occurs, there is no need to perform any further computation - the
remaining iterations in clog.wrap can simply be copied from clog.forw.

For this example, coalescence will probably occur within a few dozen
iterations.  The wrapped around chain can be plotted as follows:

    > dist-plt t u clog.wrap | plot

Provided certain assumptions about rapid coalescence are satisfied,
all the iterations in clog.wrap will come from approximately the right

For other problems, however, it is possible that the wrapped-around
chain will not coalese with the original chain.  In this case, the
procedure must be repeated with a larger number of iterations.  Even
if coalescence does occur, however, it is possible that it takes too
long, on average - violating the assumptions needed for the answer to
be guaranteed to be (approximately) correct.

These assumptions can be tested by running chains from many starting
points, which this software draws from the prior distribution.  This
is done as follows:
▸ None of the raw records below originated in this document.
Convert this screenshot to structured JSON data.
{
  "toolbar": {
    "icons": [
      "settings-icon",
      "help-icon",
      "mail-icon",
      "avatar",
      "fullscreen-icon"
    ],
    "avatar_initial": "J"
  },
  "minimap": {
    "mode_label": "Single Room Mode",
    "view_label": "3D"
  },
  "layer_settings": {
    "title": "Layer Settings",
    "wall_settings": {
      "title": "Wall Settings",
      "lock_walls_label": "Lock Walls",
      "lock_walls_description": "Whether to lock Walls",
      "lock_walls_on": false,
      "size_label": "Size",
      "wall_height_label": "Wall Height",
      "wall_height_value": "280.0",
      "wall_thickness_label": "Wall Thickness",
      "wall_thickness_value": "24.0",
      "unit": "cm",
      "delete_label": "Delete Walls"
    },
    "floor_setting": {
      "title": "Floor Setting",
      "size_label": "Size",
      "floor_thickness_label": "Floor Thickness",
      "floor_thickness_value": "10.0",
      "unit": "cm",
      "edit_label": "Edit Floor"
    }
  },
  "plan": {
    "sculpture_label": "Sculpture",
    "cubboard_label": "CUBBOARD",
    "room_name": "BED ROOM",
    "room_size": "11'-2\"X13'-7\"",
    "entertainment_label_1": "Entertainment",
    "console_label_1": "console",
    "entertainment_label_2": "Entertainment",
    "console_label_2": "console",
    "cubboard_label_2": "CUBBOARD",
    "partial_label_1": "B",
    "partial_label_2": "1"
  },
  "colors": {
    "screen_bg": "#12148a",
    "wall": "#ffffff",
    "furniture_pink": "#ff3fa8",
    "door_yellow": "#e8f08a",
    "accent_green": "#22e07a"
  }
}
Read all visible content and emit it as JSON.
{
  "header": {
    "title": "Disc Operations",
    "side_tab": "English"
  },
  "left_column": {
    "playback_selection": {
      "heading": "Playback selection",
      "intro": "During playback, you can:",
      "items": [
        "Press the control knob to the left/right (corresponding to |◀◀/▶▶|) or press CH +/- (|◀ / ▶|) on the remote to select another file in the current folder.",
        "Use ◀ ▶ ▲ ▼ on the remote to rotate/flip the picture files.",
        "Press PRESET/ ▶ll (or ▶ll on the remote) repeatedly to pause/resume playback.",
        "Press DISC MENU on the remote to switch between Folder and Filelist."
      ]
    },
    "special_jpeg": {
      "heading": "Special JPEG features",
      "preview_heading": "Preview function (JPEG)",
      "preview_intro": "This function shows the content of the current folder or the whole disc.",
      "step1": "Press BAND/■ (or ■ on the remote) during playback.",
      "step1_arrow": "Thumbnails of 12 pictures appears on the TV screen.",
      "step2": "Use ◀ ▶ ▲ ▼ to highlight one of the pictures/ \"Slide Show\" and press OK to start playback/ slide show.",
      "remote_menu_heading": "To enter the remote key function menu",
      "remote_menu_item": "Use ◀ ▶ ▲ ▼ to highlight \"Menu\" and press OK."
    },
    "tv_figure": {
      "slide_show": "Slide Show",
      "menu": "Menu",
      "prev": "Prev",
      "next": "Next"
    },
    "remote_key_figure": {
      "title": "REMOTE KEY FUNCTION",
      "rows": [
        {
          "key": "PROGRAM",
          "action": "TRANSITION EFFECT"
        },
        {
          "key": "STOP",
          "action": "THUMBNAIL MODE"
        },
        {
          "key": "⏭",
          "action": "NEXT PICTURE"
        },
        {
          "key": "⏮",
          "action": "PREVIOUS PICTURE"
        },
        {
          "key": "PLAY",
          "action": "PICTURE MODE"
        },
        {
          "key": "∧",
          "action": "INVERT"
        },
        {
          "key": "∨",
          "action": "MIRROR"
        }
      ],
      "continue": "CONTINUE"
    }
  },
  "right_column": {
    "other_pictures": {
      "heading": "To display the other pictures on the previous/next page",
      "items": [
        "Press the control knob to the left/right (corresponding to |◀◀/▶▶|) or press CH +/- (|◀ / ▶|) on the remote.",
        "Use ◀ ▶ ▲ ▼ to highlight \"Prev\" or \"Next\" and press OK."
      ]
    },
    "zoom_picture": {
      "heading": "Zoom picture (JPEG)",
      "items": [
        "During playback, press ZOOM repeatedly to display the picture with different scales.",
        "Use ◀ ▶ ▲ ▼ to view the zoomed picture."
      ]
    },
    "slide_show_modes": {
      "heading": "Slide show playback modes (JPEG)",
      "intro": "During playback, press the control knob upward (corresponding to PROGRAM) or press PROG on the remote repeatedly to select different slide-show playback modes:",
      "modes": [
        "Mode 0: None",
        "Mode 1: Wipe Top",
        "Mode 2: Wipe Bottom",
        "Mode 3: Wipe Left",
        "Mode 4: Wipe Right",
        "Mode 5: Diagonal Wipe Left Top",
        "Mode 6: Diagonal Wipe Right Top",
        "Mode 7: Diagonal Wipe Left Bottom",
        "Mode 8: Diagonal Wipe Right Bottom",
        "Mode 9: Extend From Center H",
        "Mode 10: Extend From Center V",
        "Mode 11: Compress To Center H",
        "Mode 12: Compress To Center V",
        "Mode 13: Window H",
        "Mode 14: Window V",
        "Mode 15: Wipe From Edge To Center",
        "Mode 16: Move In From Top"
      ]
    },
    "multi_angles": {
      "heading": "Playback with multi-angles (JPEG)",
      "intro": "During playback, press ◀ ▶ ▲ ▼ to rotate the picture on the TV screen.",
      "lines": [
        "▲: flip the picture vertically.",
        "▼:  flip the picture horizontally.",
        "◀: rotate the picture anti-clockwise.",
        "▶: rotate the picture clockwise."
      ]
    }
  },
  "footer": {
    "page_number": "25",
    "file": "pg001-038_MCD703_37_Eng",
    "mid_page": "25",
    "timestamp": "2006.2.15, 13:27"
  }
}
    > dist-spec clog.circ "u~Normal(0,20^2)" "Log[1+(u-18)^2] + Log[1+(u-25)^2]"
    > mc-spec clog.circ rgrid-met 5
    > dist-circ clog.circ 10 50 5

The dist-spec and mc-spec commands are as before.  The dist-circ
command runs a circularly-coupled simulation from 10 starting points
(the first numerical argument), equally spaced along a 500-iteration
span, so that the sections between starting points consist of 50
iterations (the second numerical argument).  Each section is simulated
and re-simulated up to 5 times (the third numerical argument), with
the starting point the first time (called stage 0) being drawn from
the prior, and the starting points for later stages being set to the
final point from the last simulation of the previous section (with
wrap-around from the last section to the first).

A consistent circular chain is obtained if this process reaches a
state where every section starts at the final state of the previous
section, and ends at the initial state of the next section.  If this
happens after a number of stages that's no more than half the total
number, there is fairly good reason to think that the necessary
assumptions are met, and the states of the circular chain (which will
be in clog.circ) all come from a good approximation to the correct
posterior distribution.

If the -p option is given to dist-circ, the simulation will be done in
parallel, in so far as this is possible with the number of processors
your machine has.